▶ **Exercise prompt**: Nothing but the records, repeated exactly, should form the response.

╭─ Data supplied

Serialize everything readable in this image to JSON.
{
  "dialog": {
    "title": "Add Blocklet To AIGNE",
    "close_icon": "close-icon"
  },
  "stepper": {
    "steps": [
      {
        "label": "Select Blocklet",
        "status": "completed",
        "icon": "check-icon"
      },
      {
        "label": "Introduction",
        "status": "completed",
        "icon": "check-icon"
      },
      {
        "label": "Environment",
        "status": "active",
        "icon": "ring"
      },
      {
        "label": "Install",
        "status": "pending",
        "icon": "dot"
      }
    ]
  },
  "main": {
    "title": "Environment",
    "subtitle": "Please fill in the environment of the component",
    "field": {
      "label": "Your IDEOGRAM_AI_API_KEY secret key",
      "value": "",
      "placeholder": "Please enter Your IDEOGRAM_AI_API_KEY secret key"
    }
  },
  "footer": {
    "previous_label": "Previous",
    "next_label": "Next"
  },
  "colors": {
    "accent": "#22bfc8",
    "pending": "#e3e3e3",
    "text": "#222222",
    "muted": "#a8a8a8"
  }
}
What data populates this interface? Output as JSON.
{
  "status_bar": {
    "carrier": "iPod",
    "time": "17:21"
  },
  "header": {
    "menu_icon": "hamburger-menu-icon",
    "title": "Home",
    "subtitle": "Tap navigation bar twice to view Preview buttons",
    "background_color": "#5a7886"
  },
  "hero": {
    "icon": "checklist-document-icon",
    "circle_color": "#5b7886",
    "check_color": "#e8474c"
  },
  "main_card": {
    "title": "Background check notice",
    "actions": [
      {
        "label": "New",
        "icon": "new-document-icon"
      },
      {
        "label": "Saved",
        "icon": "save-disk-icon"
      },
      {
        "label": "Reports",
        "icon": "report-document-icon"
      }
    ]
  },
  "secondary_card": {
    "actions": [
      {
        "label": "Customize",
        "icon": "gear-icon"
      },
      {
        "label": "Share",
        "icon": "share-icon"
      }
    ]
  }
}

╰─

▶ **Solution to this exercise**:
Serialize everything readable in this image to JSON.
{
  "dialog": {
    "title": "Add Blocklet To AIGNE",
    "close_icon": "close-icon"
  },
  "stepper": {
    "steps": [
      {
        "label": "Select Blocklet",
        "status": "completed",
        "icon": "check-icon"
      },
      {
        "label": "Introduction",
        "status": "completed",
        "icon": "check-icon"
      },
      {
        "label": "Environment",
        "status": "active",
        "icon": "ring"
      },
      {
        "label": "Install",
        "status": "pending",
        "icon": "dot"
      }
    ]
  },
  "main": {
    "title": "Environment",
    "subtitle": "Please fill in the environment of the component",
    "field": {
      "label": "Your IDEOGRAM_AI_API_KEY secret key",
      "value": "",
      "placeholder": "Please enter Your IDEOGRAM_AI_API_KEY secret key"
    }
  },
  "footer": {
    "previous_label": "Previous",
    "next_label": "Next"
  },
  "colors": {
    "accent": "#22bfc8",
    "pending": "#e3e3e3",
    "text": "#222222",
    "muted": "#a8a8a8"
  }
}
What data populates this interface? Output as JSON.
{
  "status_bar": {
    "carrier": "iPod",
    "time": "17:21"
  },
  "header": {
    "menu_icon": "hamburger-menu-icon",
    "title": "Home",
    "subtitle": "Tap navigation bar twice to view Preview buttons",
    "background_color": "#5a7886"
  },
  "hero": {
    "icon": "checklist-document-icon",
    "circle_color": "#5b7886",
    "check_color": "#e8474c"
  },
  "main_card": {
    "title": "Background check notice",
    "actions": [
      {
        "label": "New",
        "icon": "new-document-icon"
      },
      {
        "label": "Saved",
        "icon": "save-disk-icon"
      },
      {
        "label": "Reports",
        "icon": "report-document-icon"
      }
    ]
  },
  "secondary_card": {
    "actions": [
      {
        "label": "Customize",
        "icon": "gear-icon"
      },
      {
        "label": "Share",
        "icon": "share-icon"
      }
    ]
  }
}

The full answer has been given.